▶ _What needs to be done_: Could you filter the data below down to the lines that hold the word "executions"?

▶ _The input_:
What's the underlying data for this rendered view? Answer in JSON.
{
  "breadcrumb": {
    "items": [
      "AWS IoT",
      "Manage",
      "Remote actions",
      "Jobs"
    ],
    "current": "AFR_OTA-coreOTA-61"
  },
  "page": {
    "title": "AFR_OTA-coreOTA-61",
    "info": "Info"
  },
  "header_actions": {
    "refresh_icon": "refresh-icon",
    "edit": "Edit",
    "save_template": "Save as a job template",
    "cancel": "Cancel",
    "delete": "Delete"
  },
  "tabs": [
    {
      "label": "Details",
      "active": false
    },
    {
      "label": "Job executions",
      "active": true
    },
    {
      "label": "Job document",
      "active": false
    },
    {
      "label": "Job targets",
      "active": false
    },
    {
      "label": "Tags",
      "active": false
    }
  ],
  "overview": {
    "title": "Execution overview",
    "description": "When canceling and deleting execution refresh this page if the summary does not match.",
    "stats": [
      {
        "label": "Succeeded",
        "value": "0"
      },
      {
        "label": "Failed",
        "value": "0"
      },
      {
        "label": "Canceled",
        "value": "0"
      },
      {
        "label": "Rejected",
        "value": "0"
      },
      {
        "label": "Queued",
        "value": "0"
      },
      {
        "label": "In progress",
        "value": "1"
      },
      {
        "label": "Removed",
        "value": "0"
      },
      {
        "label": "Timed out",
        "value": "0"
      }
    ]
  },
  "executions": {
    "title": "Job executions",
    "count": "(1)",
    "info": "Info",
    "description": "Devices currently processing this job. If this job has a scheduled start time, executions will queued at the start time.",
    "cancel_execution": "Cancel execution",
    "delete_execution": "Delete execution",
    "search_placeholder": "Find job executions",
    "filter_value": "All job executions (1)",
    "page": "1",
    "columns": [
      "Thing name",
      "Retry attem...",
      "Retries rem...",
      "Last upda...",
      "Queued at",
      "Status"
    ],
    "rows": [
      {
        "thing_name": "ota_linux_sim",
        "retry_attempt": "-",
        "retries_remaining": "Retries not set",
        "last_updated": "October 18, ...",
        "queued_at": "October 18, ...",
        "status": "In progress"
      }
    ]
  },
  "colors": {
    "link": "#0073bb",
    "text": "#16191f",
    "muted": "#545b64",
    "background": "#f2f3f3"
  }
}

▶ _Answer section_:
      "label": "Job executions",
  "executions": {
    "title": "Job executions",
    "description": "Devices currently processing this job. If this job has a scheduled start time, executions will queued at the start time.",
    "search_placeholder": "Find job executions",
    "filter_value": "All job executions (1)",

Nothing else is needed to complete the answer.